**Directions**
The answer must be every line from the entries below that includes "Offset".

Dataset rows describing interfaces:
# # # # # # #

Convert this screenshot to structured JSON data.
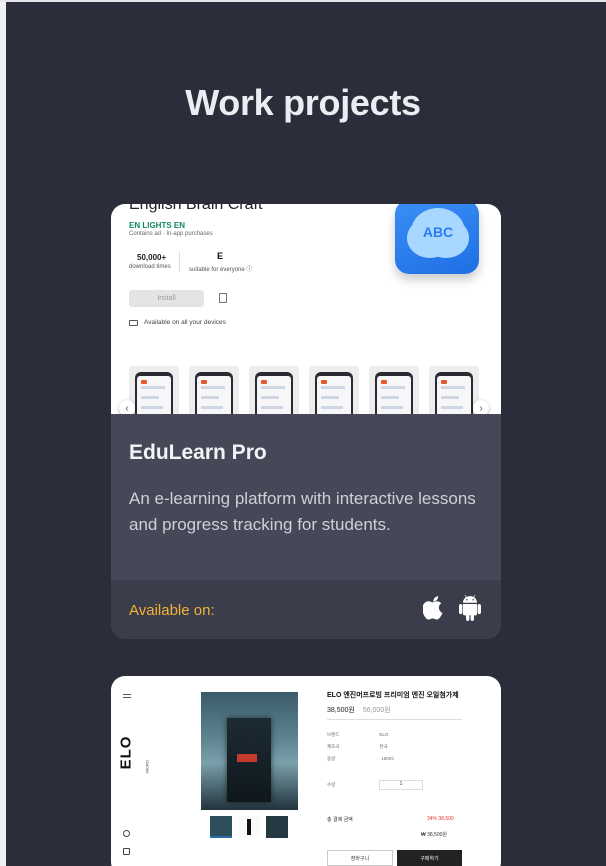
{
  "section": {
    "title": "Work projects"
  },
  "project1": {
    "screenshot": {
      "app_name": "English Brain Craft",
      "developer": "EN LIGHTS EN",
      "meta": "Contains ad · In-app purchases",
      "downloads_value": "50,000+",
      "downloads_label": "download times",
      "rating_badge": "E",
      "rating_label": "suitable for everyone ⓘ",
      "install_label": "Install",
      "devices_label": "Available on all your devices",
      "app_icon_text": "ABC",
      "nav_prev": "‹",
      "nav_next": "›"
    },
    "title": "EduLearn Pro",
    "description": "An e-learning platform with interactive lessons and progress tracking for students.",
    "available_label": "Available on:",
    "platforms": [
      "apple-icon",
      "android-icon"
    ],
    "accent_color": "#f2b233"
  },
  "project2": {
    "screenshot": {
      "brand": "ELO",
      "brand_sub": "MICRO",
      "product_title": "ELO 엔진머프로빙 프리미엄 엔진 오일첨가제",
      "price": "38,500원",
      "sub_price": "56,000원",
      "spec1_label": "브랜드",
      "spec1_value": "ELO",
      "spec2_label": "제조국",
      "spec2_value": "한국",
      "spec3_label": "용량",
      "spec3_value": "150ml",
      "qty_label": "수량",
      "qty_value": "1",
      "total_label": "총 결제 금액",
      "total_red": "34%  38,500",
      "total_value": "₩ 38,500원",
      "cart_label": "장바구니",
      "buy_label": "구매하기"
    }
  }
}
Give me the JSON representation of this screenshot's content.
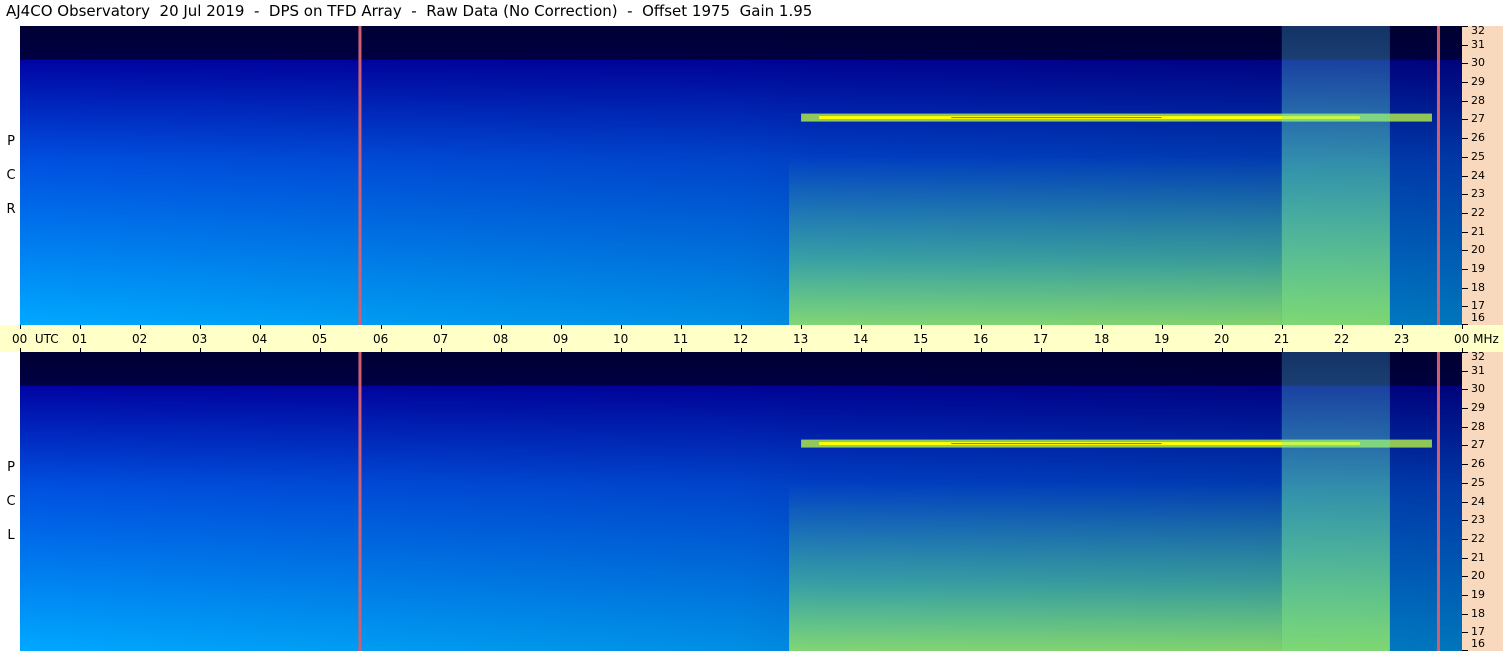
{
  "header": {
    "title": "AJ4CO Observatory  20 Jul 2019  -  DPS on TFD Array  -  Raw Data (No Correction)  -  Offset 1975  Gain 1.95"
  },
  "chart_data": {
    "type": "heatmap",
    "title": "AJ4CO Observatory  20 Jul 2019  -  DPS on TFD Array  -  Raw Data (No Correction)  -  Offset 1975  Gain 1.95",
    "panels": [
      {
        "polarization": "RCP",
        "letters": [
          "R",
          "C",
          "P"
        ]
      },
      {
        "polarization": "LCP",
        "letters": [
          "L",
          "C",
          "P"
        ]
      }
    ],
    "x_axis": {
      "label": "UTC",
      "range_hours": [
        0,
        24
      ],
      "ticks": [
        "00",
        "01",
        "02",
        "03",
        "04",
        "05",
        "06",
        "07",
        "08",
        "09",
        "10",
        "11",
        "12",
        "13",
        "14",
        "15",
        "16",
        "17",
        "18",
        "19",
        "20",
        "21",
        "22",
        "23",
        "00"
      ],
      "first_label_suffix": "UTC"
    },
    "y_axis": {
      "unit": "MHz",
      "range_mhz": [
        16,
        32
      ],
      "ticks": [
        "32",
        "31",
        "30",
        "29",
        "28",
        "27",
        "26",
        "25",
        "24",
        "23",
        "22",
        "21",
        "20",
        "19",
        "18",
        "17",
        "16"
      ]
    },
    "markers_hours": [
      5.65,
      23.6
    ],
    "colormap": [
      "#000033",
      "#0000a0",
      "#0050e0",
      "#00a8ff",
      "#40e0c0",
      "#c0ff40",
      "#ffff00",
      "#ff0000"
    ],
    "features": [
      {
        "kind": "daytime-brightening",
        "start_hour": 12.8,
        "end_hour": 21.0
      },
      {
        "kind": "strong-band",
        "freq_mhz": 27.1,
        "start_hour": 13.0,
        "end_hour": 23.5
      },
      {
        "kind": "broadband-burst",
        "start_hour": 21.0,
        "end_hour": 22.8
      }
    ]
  },
  "colors": {
    "time_axis_bg": "#ffffc8",
    "freq_axis_bg": "#f9d9bd",
    "marker_line": "#d06070"
  }
}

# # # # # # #

**Reply**
    "title": "AJ4CO Observatory  20 Jul 2019  -  DPS on TFD Array  -  Raw Data (No Correction)  -  Offset 1975  Gain 1.95"
    "title": "AJ4CO Observatory  20 Jul 2019  -  DPS on TFD Array  -  Raw Data (No Correction)  -  Offset 1975  Gain 1.95",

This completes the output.